Market Tips: Finding the Perfect Souvenir in Guinea Bissau
Whenever I travel, I always look for things to bring back to my family, boyfriend and sisters in my sorority. Yet when I returned from my most recent trip, I realized that I hadn’t bought myself anything. I had photos and visual memories, but I didn’t have anything with a fun, lovely, personal story behind it. So this time, I decided to be a little selfish and get myself souvenirs first.
In the first week I was here, I found a set of three little wooden elephants as I was walking around Bissau. I stumbled upon a small artisan market where a boy was sitting on a tree stump carving them. He had animals of all shapes and sizes, but what intrigued me were the elephants laying in front of him, all with quirky smiles.
I asked how much they were, and for the equivalent of $7, I took them home. Though bargaining is common in Bissau, I didn’t do it. For me $7 is very little, but for him it may have been all he made that day.

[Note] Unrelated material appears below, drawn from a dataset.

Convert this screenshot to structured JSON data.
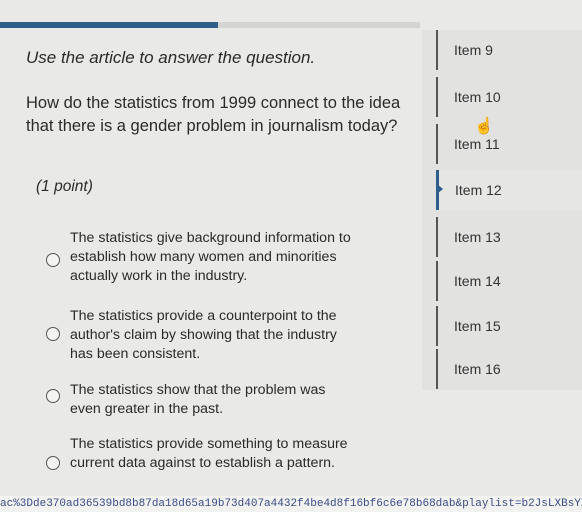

If you have a specific item that you buy as a keepsake from your travels — postcards, matchstick boxes, shot glasses or if you’re like me, culturally relevant images or items — let yourself wander and explore the different corners of the city or village you are in. Oftentimes they happen upon you — they find you — and sometimes you have to go out of your way to find them. Avoid the touristy areas — the markets made to sell over-priced handicrafts and mass-produced t-shirts. Go to the local markets, the side streets. Not only are these more authentic, they also (normally) have a story behind them.
Made to Measure
I don’t think there is anything that I love more than eccentric, colorful African fabric. Most are heavily waxed, which gives it that glowing shine and the starched look, and others are smooth and light, which allow them to fall beautifully when worn. I have been on a mission to find various fabrics with different patterns and textures to make numerous things. Fabric is bought by the panel, with each panel about 2 meters wide. Each panel should sell for $3 yet the “white tax” on top can sometimes make it $6 or $8 unless you negotiate (more about “white tax” in a bit).
To make a dress you need three panels so that you have enough for a head scarf as well. The traditional Guinea-Bissau women’s dress is an ankle length, hip-hugging, mermaid-like skirt, with a matching corset-tight top adorned with ruffles and embroidery and a head scarf wrap knotted extravagantly at the forehead: the busier the dress the better. Being that these dresses can get expensive pretty quickly, not all women wear them every day since most work in the house or at the market. Nevertheless they’re beautiful, and have inspired me to get my fabric made into clothes here too.
Getting dresses made in Africa is one of the best souvenirs I think one can have. You select the fabric, you pick the style and you contribute to the economy directly. If you are interested in getting anything made, shop around for a good, moderately cheap and experienced tailor. Since being in Bissau I have gone to three different tailors because each one has a specialty. I asked colleagues at the UN as well as locals for advice and guidance.
The key with tailors though is that you need to be very clear and consistent with follow-up because they can easily get over excited and add frills and folds and pleats and this and that “to make it look better” even though you didn’t ask for it. Remember I said the busier the better?
“White tax” is by no means a politically correct form of taxation: it is a term created and defined by the locals for the price inflation they put on items when selling them to foreigners. I have experienced this in both Tanzania and in Guinea-Bissau.
Be aware of the currency and its exchange rate with dollars or Euros: write it on a sticky note, for example how much $1, $5, $10, $50 is in the local currency, to help you figure out how much should actually be paid. If the price is fixed, such as a restaurant, negotiating for a bargain is less likely to happen, but at a market or on the street, make sure to do so.
Talk to locals, or someone you’ve met that you trust, to help you figure out how much you should be paying for an item you’d like to buy. Sometimes people will ask you how much you will pay: give them the lowest you will pay and negotiate up from there. As I admitted before, I do find it hard to negotiate when it is a local seller because I know I can give them a little more than they’ll get from other locals.
The longer you spend in a country, or a specific culture, the more you learn about the pricing, customs, and especially the tipping strategy. It comes with time but don’t get blindsided right on your first few days by making purchases right away. Wait until your second week or least the third or fourth day if you’re on a shorter trip. Just make sure to buy something to remember your travels by, and don’t make the mistake I’ve made before and forget about yourself!